Would you print out every entry exactly as given?

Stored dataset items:
== == ==

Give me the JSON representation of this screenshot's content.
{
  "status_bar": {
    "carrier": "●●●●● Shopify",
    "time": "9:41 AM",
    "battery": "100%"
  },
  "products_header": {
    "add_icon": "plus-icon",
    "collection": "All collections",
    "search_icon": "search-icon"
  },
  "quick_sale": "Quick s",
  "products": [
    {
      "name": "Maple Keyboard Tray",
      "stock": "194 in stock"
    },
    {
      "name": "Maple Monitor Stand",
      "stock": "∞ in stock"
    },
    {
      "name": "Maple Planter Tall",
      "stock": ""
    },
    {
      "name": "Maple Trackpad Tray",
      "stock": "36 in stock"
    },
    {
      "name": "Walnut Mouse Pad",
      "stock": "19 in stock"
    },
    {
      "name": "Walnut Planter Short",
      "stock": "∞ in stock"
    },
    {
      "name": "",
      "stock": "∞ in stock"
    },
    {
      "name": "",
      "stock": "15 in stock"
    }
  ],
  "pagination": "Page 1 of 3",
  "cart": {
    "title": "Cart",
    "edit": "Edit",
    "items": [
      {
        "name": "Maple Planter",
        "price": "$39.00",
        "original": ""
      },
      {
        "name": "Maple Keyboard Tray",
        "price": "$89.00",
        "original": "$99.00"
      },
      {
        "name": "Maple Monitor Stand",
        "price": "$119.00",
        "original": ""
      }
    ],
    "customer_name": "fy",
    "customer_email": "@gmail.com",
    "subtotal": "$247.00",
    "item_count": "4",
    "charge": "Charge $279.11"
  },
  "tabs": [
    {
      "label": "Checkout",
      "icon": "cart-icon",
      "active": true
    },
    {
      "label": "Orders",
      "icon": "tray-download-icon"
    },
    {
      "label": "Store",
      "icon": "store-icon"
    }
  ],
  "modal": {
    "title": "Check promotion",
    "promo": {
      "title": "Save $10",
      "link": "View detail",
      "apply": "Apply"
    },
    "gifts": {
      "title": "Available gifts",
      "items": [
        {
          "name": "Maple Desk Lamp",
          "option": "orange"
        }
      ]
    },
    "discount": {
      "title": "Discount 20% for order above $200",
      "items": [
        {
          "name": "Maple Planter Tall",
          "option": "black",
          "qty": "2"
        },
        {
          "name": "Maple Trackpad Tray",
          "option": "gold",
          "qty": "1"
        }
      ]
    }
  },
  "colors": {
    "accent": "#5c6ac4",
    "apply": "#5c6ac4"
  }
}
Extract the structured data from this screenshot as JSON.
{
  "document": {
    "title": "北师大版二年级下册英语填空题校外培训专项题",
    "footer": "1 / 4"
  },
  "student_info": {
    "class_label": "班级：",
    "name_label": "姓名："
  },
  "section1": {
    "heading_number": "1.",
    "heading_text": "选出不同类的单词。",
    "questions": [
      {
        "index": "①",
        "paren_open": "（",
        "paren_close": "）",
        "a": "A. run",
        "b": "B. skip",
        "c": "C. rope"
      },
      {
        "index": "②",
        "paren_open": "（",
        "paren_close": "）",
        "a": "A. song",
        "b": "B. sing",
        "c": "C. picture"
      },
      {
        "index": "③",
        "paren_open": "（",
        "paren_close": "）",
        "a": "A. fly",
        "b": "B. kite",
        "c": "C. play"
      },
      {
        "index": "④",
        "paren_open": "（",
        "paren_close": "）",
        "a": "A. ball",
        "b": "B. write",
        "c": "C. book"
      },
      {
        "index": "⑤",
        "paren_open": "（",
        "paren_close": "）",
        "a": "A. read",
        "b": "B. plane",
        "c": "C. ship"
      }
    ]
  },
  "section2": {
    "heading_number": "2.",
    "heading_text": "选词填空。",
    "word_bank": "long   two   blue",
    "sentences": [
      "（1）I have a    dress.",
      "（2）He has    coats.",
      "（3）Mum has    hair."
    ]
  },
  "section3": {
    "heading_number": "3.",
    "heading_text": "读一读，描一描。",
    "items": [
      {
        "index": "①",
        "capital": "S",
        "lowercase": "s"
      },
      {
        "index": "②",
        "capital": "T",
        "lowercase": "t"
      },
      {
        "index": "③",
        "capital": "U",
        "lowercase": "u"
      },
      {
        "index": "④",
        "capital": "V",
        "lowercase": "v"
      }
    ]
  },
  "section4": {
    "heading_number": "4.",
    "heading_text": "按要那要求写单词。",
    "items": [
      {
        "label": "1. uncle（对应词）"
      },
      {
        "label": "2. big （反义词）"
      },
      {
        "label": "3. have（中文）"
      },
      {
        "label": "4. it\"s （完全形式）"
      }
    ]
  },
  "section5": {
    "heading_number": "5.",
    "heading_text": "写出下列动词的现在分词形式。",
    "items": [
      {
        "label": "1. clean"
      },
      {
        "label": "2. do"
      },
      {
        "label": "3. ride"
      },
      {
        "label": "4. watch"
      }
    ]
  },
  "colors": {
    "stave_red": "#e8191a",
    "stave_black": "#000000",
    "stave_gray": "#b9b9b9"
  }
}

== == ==

Final answer:
Give me the JSON representation of this screenshot's content.
{
  "status_bar": {
    "carrier": "●●●●● Shopify",
    "time": "9:41 AM",
    "battery": "100%"
  },
  "products_header": {
    "add_icon": "plus-icon",
    "collection": "All collections",
    "search_icon": "search-icon"
  },
  "quick_sale": "Quick s",
  "products": [
    {
      "name": "Maple Keyboard Tray",
      "stock": "194 in stock"
    },
    {
      "name": "Maple Monitor Stand",
      "stock": "∞ in stock"
    },
    {
      "name": "Maple Planter Tall",
      "stock": ""
    },
    {
      "name": "Maple Trackpad Tray",
      "stock": "36 in stock"
    },
    {
      "name": "Walnut Mouse Pad",
      "stock": "19 in stock"
    },
    {
      "name": "Walnut Planter Short",
      "stock": "∞ in stock"
    },
    {
      "name": "",
      "stock": "∞ in stock"
    },
    {
      "name": "",
      "stock": "15 in stock"
    }
  ],
  "pagination": "Page 1 of 3",
  "cart": {
    "title": "Cart",
    "edit": "Edit",
    "items": [
      {
        "name": "Maple Planter",
        "price": "$39.00",
        "original": ""
      },
      {
        "name": "Maple Keyboard Tray",
        "price": "$89.00",
        "original": "$99.00"
      },
      {
        "name": "Maple Monitor Stand",
        "price": "$119.00",
        "original": ""
      }
    ],
    "customer_name": "fy",
    "customer_email": "@gmail.com",
    "subtotal": "$247.00",
    "item_count": "4",
    "charge": "Charge $279.11"
  },
  "tabs": [
    {
      "label": "Checkout",
      "icon": "cart-icon",
      "active": true
    },
    {
      "label": "Orders",
      "icon": "tray-download-icon"
    },
    {
      "label": "Store",
      "icon": "store-icon"
    }
  ],
  "modal": {
    "title": "Check promotion",
    "promo": {
      "title": "Save $10",
      "link": "View detail",
      "apply": "Apply"
    },
    "gifts": {
      "title": "Available gifts",
      "items": [
        {
          "name": "Maple Desk Lamp",
          "option": "orange"
        }
      ]
    },
    "discount": {
      "title": "Discount 20% for order above $200",
      "items": [
        {
          "name": "Maple Planter Tall",
          "option": "black",
          "qty": "2"
        },
        {
          "name": "Maple Trackpad Tray",
          "option": "gold",
          "qty": "1"
        }
      ]
    }
  },
  "colors": {
    "accent": "#5c6ac4",
    "apply": "#5c6ac4"
  }
}
Extract the structured data from this screenshot as JSON.
{
  "document": {
    "title": "北师大版二年级下册英语填空题校外培训专项题",
    "footer": "1 / 4"
  },
  "student_info": {
    "class_label": "班级：",
    "name_label": "姓名："
  },
  "section1": {
    "heading_number": "1.",
    "heading_text": "选出不同类的单词。",
    "questions": [
      {
        "index": "①",
        "paren_open": "（",
        "paren_close": "）",
        "a": "A. run",
        "b": "B. skip",
        "c": "C. rope"
      },
      {
        "index": "②",
        "paren_open": "（",
        "paren_close": "）",
        "a": "A. song",
        "b": "B. sing",
        "c": "C. picture"
      },
      {
        "index": "③",
        "paren_open": "（",
        "paren_close": "）",
        "a": "A. fly",
        "b": "B. kite",
        "c": "C. play"
      },
      {
        "index": "④",
        "paren_open": "（",
        "paren_close": "）",
        "a": "A. ball",
        "b": "B. write",
        "c": "C. book"
      },
      {
        "index": "⑤",
        "paren_open": "（",
        "paren_close": "）",
        "a": "A. read",
        "b": "B. plane",
        "c": "C. ship"
      }
    ]
  },
  "section2": {
    "heading_number": "2.",
    "heading_text": "选词填空。",
    "word_bank": "long   two   blue",
    "sentences": [
      "（1）I have a    dress.",
      "（2）He has    coats.",
      "（3）Mum has    hair."
    ]
  },
  "section3": {
    "heading_number": "3.",
    "heading_text": "读一读，描一描。",
    "items": [
      {
        "index": "①",
        "capital": "S",
        "lowercase": "s"
      },
      {
        "index": "②",
        "capital": "T",
        "lowercase": "t"
      },
      {
        "index": "③",
        "capital": "U",
        "lowercase": "u"
      },
      {
        "index": "④",
        "capital": "V",
        "lowercase": "v"
      }
    ]
  },
  "section4": {
    "heading_number": "4.",
    "heading_text": "按要那要求写单词。",
    "items": [
      {
        "label": "1. uncle（对应词）"
      },
      {
        "label": "2. big （反义词）"
      },
      {
        "label": "3. have（中文）"
      },
      {
        "label": "4. it\"s （完全形式）"
      }
    ]
  },
  "section5": {
    "heading_number": "5.",
    "heading_text": "写出下列动词的现在分词形式。",
    "items": [
      {
        "label": "1. clean"
      },
      {
        "label": "2. do"
      },
      {
        "label": "3. ride"
      },
      {
        "label": "4. watch"
      }
    ]
  },
  "colors": {
    "stave_red": "#e8191a",
    "stave_black": "#000000",
    "stave_gray": "#b9b9b9"
  }
}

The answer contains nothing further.